== PROVIDED RECORDS ==
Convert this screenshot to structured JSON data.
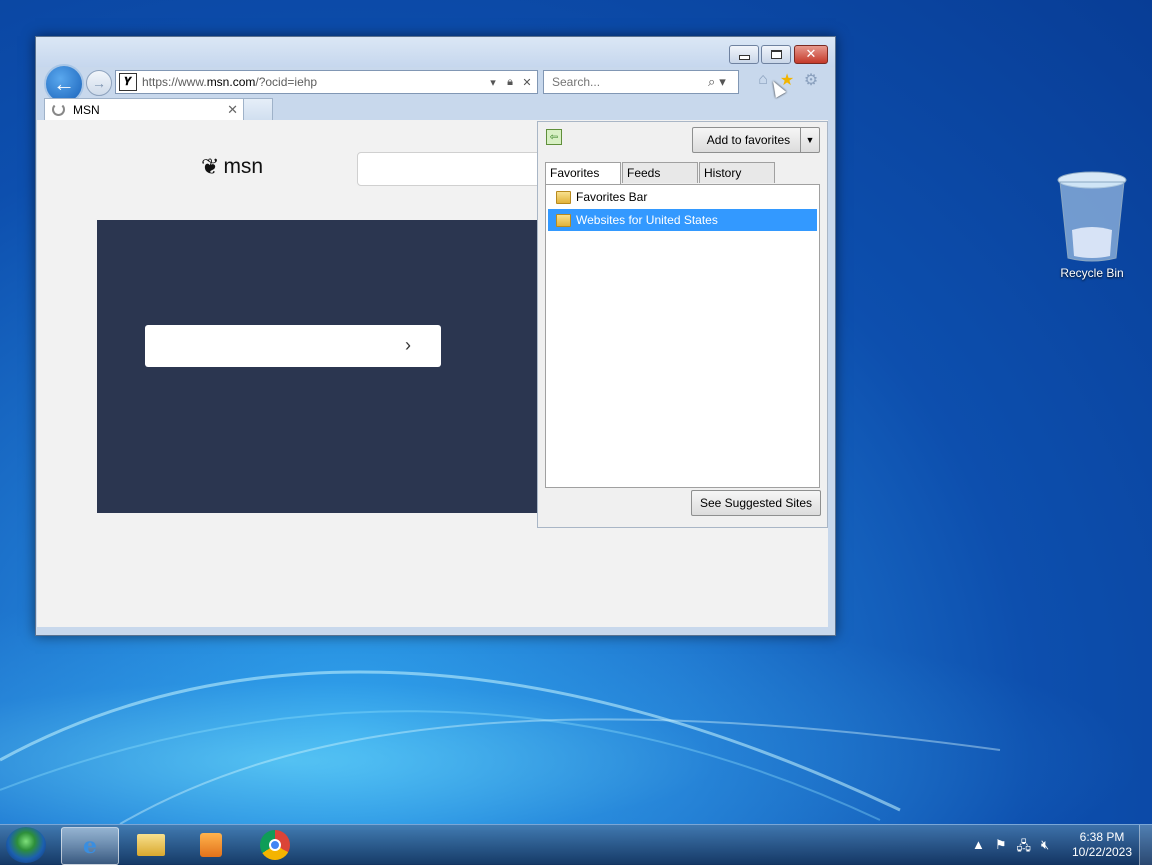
{
  "desktop": {
    "recycle_bin_label": "Recycle Bin"
  },
  "browser": {
    "address": {
      "url_prefix": "https://www.",
      "url_domain": "msn.com",
      "url_suffix": "/?ocid=iehp"
    },
    "search": {
      "placeholder": "Search..."
    },
    "tab": {
      "title": "MSN"
    },
    "page": {
      "logo_text": "msn"
    }
  },
  "favorites_pane": {
    "add_button": "Add to favorites",
    "tabs": [
      "Favorites",
      "Feeds",
      "History"
    ],
    "items": [
      {
        "label": "Favorites Bar",
        "selected": false
      },
      {
        "label": "Websites for United States",
        "selected": true
      }
    ],
    "suggested_button": "See Suggested Sites"
  },
  "taskbar": {
    "time": "6:38 PM",
    "date": "10/22/2023"
  },
  "colors": {
    "accent": "#3399ff",
    "hero_bg": "#2b3650"
  }
}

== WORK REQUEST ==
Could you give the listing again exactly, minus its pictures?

== OUTPUT ==
Convert this screenshot to structured JSON data.
{
  "desktop": {
    "recycle_bin_label": "Recycle Bin"
  },
  "browser": {
    "address": {
      "url_prefix": "https://www.",
      "url_domain": "msn.com",
      "url_suffix": "/?ocid=iehp"
    },
    "search": {
      "placeholder": "Search..."
    },
    "tab": {
      "title": "MSN"
    },
    "page": {
      "logo_text": "msn"
    }
  },
  "favorites_pane": {
    "add_button": "Add to favorites",
    "tabs": [
      "Favorites",
      "Feeds",
      "History"
    ],
    "items": [
      {
        "label": "Favorites Bar",
        "selected": false
      },
      {
        "label": "Websites for United States",
        "selected": true
      }
    ],
    "suggested_button": "See Suggested Sites"
  },
  "taskbar": {
    "time": "6:38 PM",
    "date": "10/22/2023"
  },
  "colors": {
    "accent": "#3399ff",
    "hero_bg": "#2b3650"
  }
}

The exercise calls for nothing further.